I suspect we’ll all soon be sick of the slew of books and events commemorating the outbreak of the first world war. It’s not going to be over by Christmas, that’s for sure. But in a quiet terraced street in Camden, in London, the Jewish Museum has collaborated with the Jewish Military Museum to host an exhibition coming at the war from an angle I’d never considered.

Fifty thousand Jewish soldiers fought for Britain between 1914 and 1918. A smallish number, you might think, if you consider that 60,000 troops were killed in one day alone at the start of the Battle of the Somme. But then the total Jewish population of the UK was only 300,000, and huge numbers of British Jews had every reason not to join up. Many had come to this country to escape persecution in Russia. Now they’d be fighting alongside their persecutors.

“For us here in England,” the Jewish World announced on August 5th 1914, “it’s a bitter, bitter feeling that we have to fight shoulder to shoulder with the Russian government.”

Not surprising, then, that many Jews went into hiding, deliberately injured themselves, or fled to Ireland, to escape recruitment. Some, like the poet Isaac Rosenberg, joined up only because they needed the money (a first draft of Rosenberg’s masterpiece “Break of Day in the Trenches”, written as part of a letter home, is one of the highlights of the exhibition). But many seem to have felt genuine gratitude, even devotion, to this country: “Britain has been all she could be to JEWS,” announced a poster printed by the Jewish Chronicle in the autumn of 1914. “JEWS will be all they can be to Britain.”

This made me squirm with shame. I thought of the grindingly slow progress of the bill for Jewish emancipation through the Lords and Commons during the 19th century; our failure to provide either chaplains or kosher food for Jewish soldiers on the Western Front; the terrible turning of blind eyes by many in the government to the horrors of the concentration camps; the covert anti-Semitism that simmers beneath the surface of many Englishmen to this day.

We weren’t just asking these men to volunteer themselves as cannon-fodder, moreover, we were forcing them to fight against their fellow Jews, who had been enlisted by the enemy. Over 100,000 Jewish soldiers fought for the German army; over 12,000 of them died. On display in the exhibition is the pickelhaube, or spiked helmet, worn by a soldier called Julius Weinberg during the war, and the iron cross awarded to him by Germany in 1918.

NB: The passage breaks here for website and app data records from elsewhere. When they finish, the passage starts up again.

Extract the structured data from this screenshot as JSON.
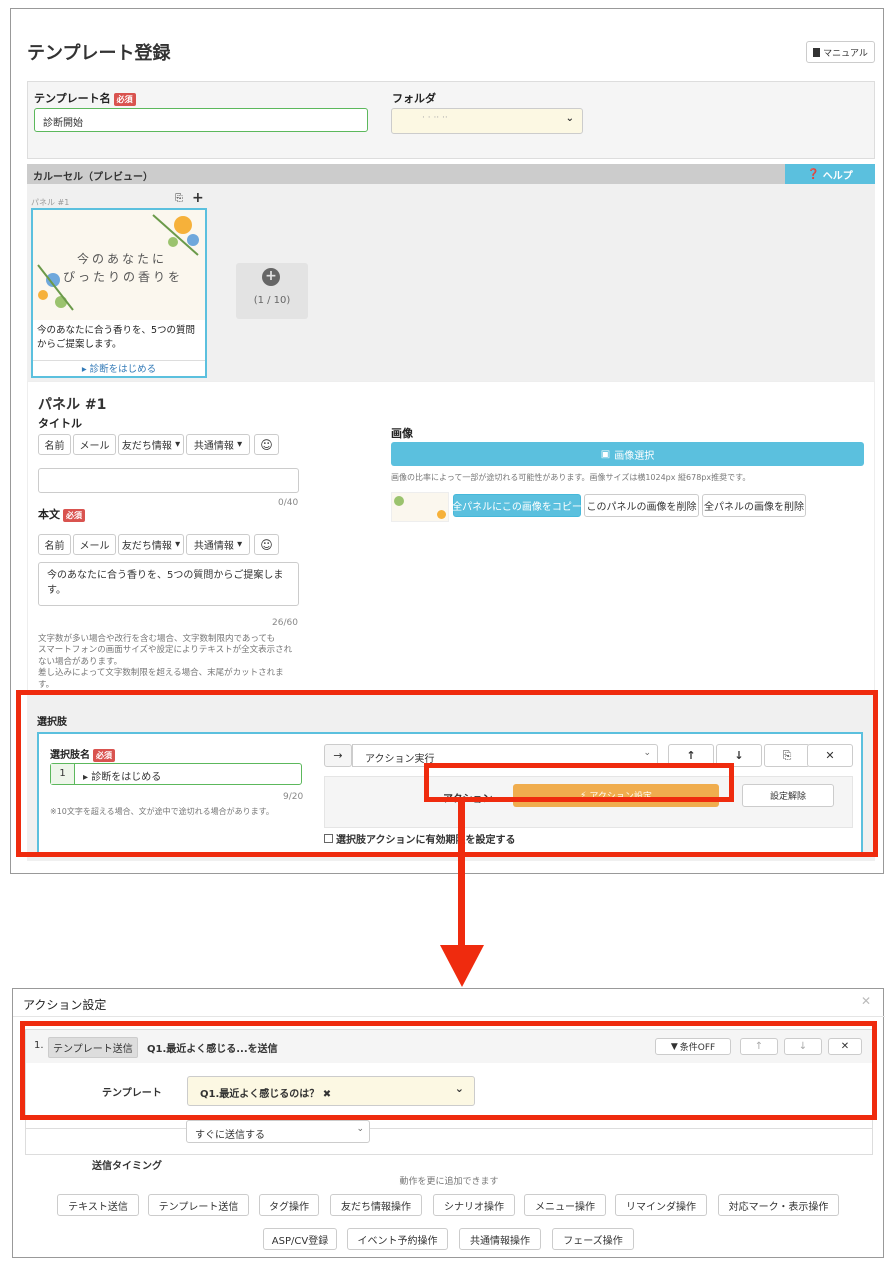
{
  "header": {
    "title": "テンプレート登録",
    "manual_label": "マニュアル"
  },
  "template_form": {
    "name_label": "テンプレート名",
    "required_badge": "必須",
    "name_value": "診断開始",
    "folder_label": "フォルダ",
    "folder_value": "· · ·· ··"
  },
  "carousel": {
    "title": "カルーセル（プレビュー）",
    "help_label": "ヘルプ",
    "panel_label": "パネル #1",
    "image_text_1": "今のあなたに",
    "image_text_2": "ぴったりの香りを",
    "preview_text": "今のあなたに合う香りを、5つの質問からご提案します。",
    "preview_action": "診断をはじめる",
    "add_count": "(1 / 10)"
  },
  "panel_editor": {
    "heading": "パネル #1",
    "title_label": "タイトル",
    "insert_buttons": [
      "名前",
      "メール",
      "友だち情報",
      "共通情報"
    ],
    "title_count": "0/40",
    "body_label": "本文",
    "body_value": "今のあなたに合う香りを、5つの質問からご提案します。",
    "body_count": "26/60",
    "note_lines": [
      "文字数が多い場合や改行を含む場合、文字数制限内であっても",
      "スマートフォンの画面サイズや設定によりテキストが全文表示され",
      "ない場合があります。",
      "差し込みによって文字数制限を超える場合、末尾がカットされま",
      "す。"
    ],
    "image_label": "画像",
    "image_select": "画像選択",
    "image_note": "画像の比率によって一部が途切れる可能性があります。画像サイズは横1024px 縦678px推奨です。",
    "copy_all": "全パネルにこの画像をコピー",
    "delete_this": "このパネルの画像を削除",
    "delete_all": "全パネルの画像を削除"
  },
  "choices": {
    "section_label": "選択肢",
    "name_label": "選択肢名",
    "index": "1",
    "choice_value": "診断をはじめる",
    "count": "9/20",
    "note": "※10文字を超える場合、文が途中で途切れる場合があります。",
    "action_type": "アクション実行",
    "action_label": "アクション",
    "action_button": "アクション設定",
    "clear_button": "設定解除",
    "expiry_label": "選択肢アクションに有効期限を設定する"
  },
  "modal": {
    "title": "アクション設定",
    "item_number": "1.",
    "item_tag": "テンプレート送信",
    "item_title": "Q1.最近よく感じる...を送信",
    "condition_label": "条件OFF",
    "template_label": "テンプレート",
    "template_value": "Q1.最近よく感じるのは？",
    "timing_label": "送信タイミング",
    "timing_value": "すぐに送信する",
    "add_more": "動作を更に追加できます",
    "action_buttons_row1": [
      "テキスト送信",
      "テンプレート送信",
      "タグ操作",
      "友だち情報操作",
      "シナリオ操作",
      "メニュー操作",
      "リマインダ操作",
      "対応マーク・表示操作"
    ],
    "action_buttons_row2": [
      "ASP/CV登録",
      "イベント予約操作",
      "共通情報操作",
      "フェーズ操作"
    ]
  },
  "colors": {
    "accent": "#5bc0de",
    "orange": "#f0ad4e",
    "red": "#ef2b0e",
    "green": "#5cb85c",
    "required": "#d9534f"
  }
}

Wandering round the exhibition, one’s mind inevitably wanders from the first world war to the second. The Holocaust is barely mentioned, but, in a small note on Julius Weinberg, one discovers that his son came over to this country on Kindertransport. And that, although his iron cross bought him two weeks’ reprieve, Weinberg himself was sent to Buchenwald.

"For King and Country? The Jewish Experience of the First World War" is at the Jewish Museum until August 10th 2014

Maggie Fergusson is Intelligent Life's literary editor and director of the Royal Society of Literature

Image Jewish Military Museum